In How-to Understand Access Keyes part one, we looked at Access Keys, what they are for, how they work and th UK government recommendations for standard Access Keys.
In 2004, a standard emerged using numbers, which promotes consistency for users, and the
increased predictability of keyboard shortcuts on different sites. These include, for example, 1 to go to the homepage, 4 for search, 9 for contact, and others.
Now things get more lively; are they a good idea and should you implement them? This is exactly what I found myself asking in an accessibility review this week.
The Government thinks so, the UK Government recommendations clearly state ‘Use UK Government Accesskey Standard’ (Guidelines for UK Government websites, Illustrated handbook for Web management teams).
A poll of web designers at the Accessify Forum in 2013 resulted in a 58% NO vote.
Problems With Access Keys
- most implementations are flawed: they clash with shortcuts in the browser or the OS (even if you only use 0-9 as Access Keys. Internet Explorer will bring up the program ‘Help’ menu if you assign the key ‘h’ to a navigational option.
- if you don't use or deviate from the standard set, then you no longer have a standard.
- defining things on a per-site basis is likely to confuse visitors, unless they can be told clearly and in a consistent manner what the access keys are on a given site.
- convoluting the keyboard shortcut to make unique Access Keys (Shift+Alt+Accesskey) is actually making accessibility worse not better, so that's no answer, either.

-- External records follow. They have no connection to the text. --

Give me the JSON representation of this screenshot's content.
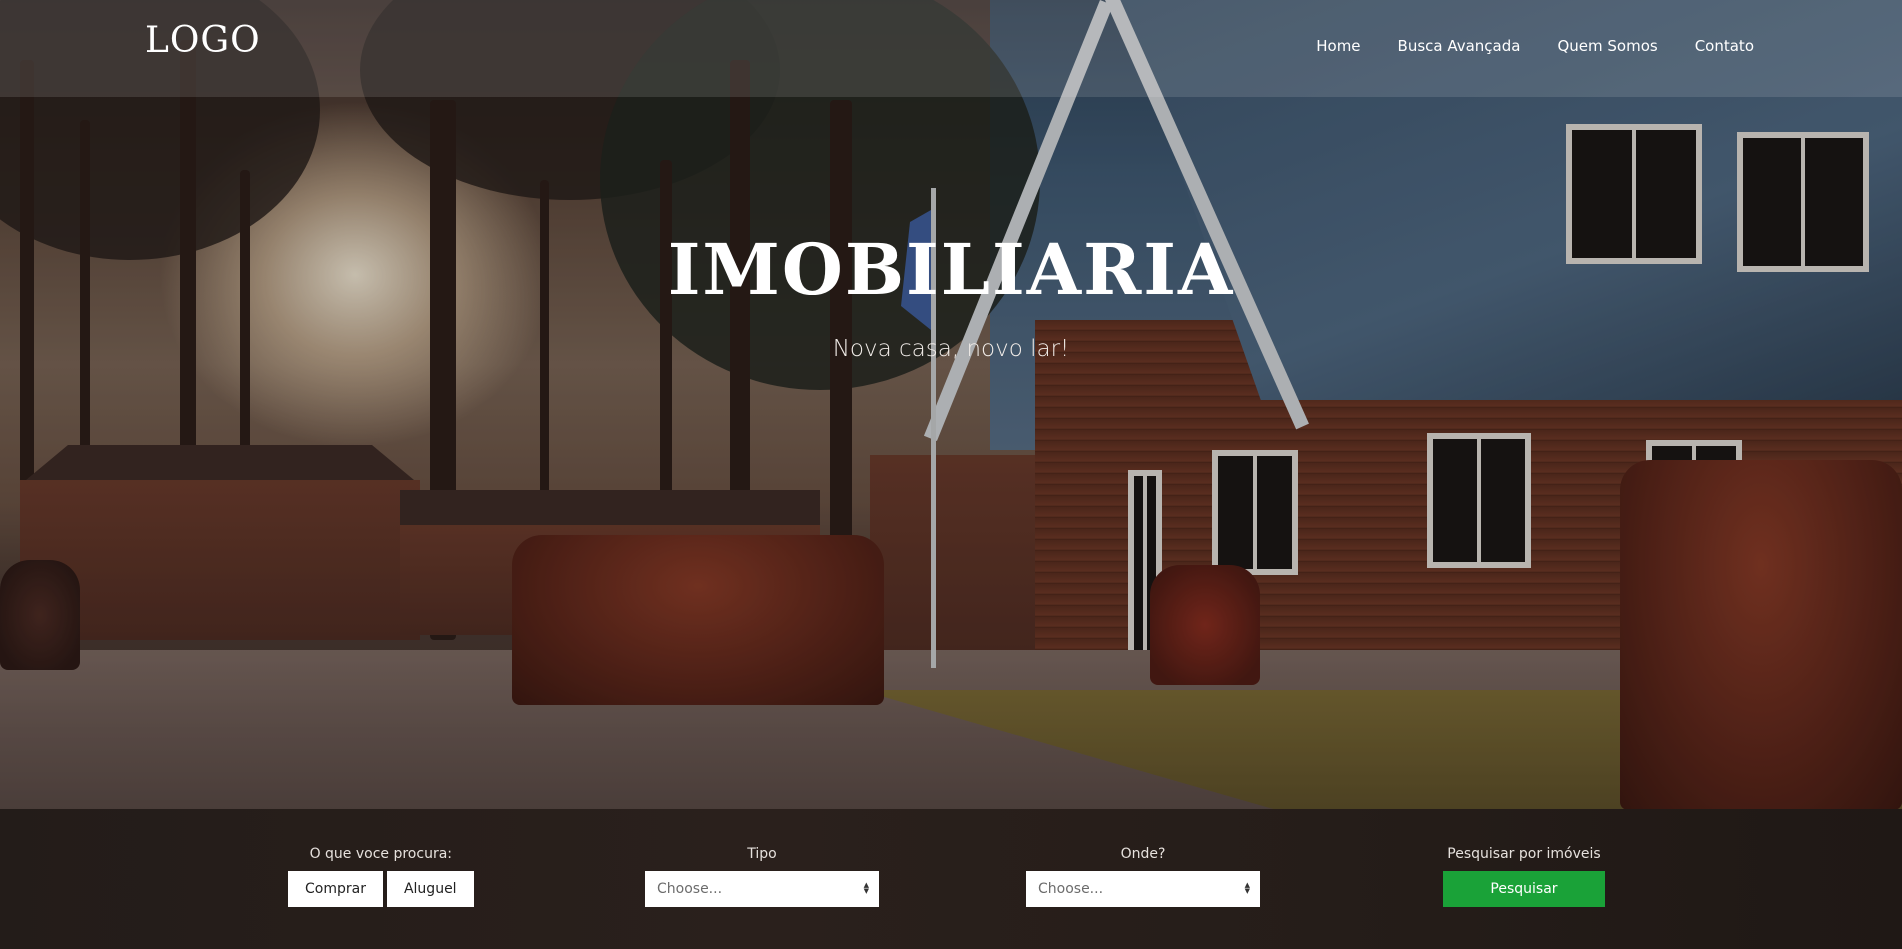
{
  "navbar": {
    "logo": "LOGO",
    "links": [
      "Home",
      "Busca Avançada",
      "Quem Somos",
      "Contato"
    ]
  },
  "hero": {
    "title": "IMOBILIARIA",
    "subtitle": "Nova casa, novo lar!"
  },
  "search": {
    "what": {
      "label": "O que voce procura:",
      "buttons": [
        "Comprar",
        "Aluguel"
      ]
    },
    "type": {
      "label": "Tipo",
      "selected": "Choose..."
    },
    "where": {
      "label": "Onde?",
      "selected": "Choose..."
    },
    "submit": {
      "label": "Pesquisar por imóveis",
      "button": "Pesquisar"
    }
  },
  "colors": {
    "accent_green": "#1aa238",
    "overlay_dark": "#231c19"
  },
  "icons": {
    "select_arrow": "select-arrows-icon"
  }
}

- users can’t rely on Access Keys. As a 'standard' they didn't take hold, so today only a fraction of web sites use them, and those that do are inconsistent. You may be better off using the rel="" attribute instead and providing good link text.
- how do you tell people there are Access Keys available? Don't suggest assigning an Access Key to an Access Key assignment list. That's too meta.
- they can't be customised for the user's own preferences or to work around key-clashes.
- the keys that you as a publisher choose to activate a navigation option could well conflict with keys that are already assigned by disabled user's assistive software.
- mouse and keyboard navigation should be good enough for most if not all users and those with particular accessibility needs are most likely meeting them by other means, which questions the validity of access keys.
- others have suggested that Access Keys are semantically un-sound: the data (a web page) should not determine device behaviour (which keys do what)
Should you use access keys in web development? Probably not. Unless you are in central or local government in the UK, in which case, you're supposed to. But many don't. And if they do, you won't know about it. I love standards. RC
Image credit: I am Typing. Hands, fingers, keyboard. Adios 手。 Creative Commons via Flickr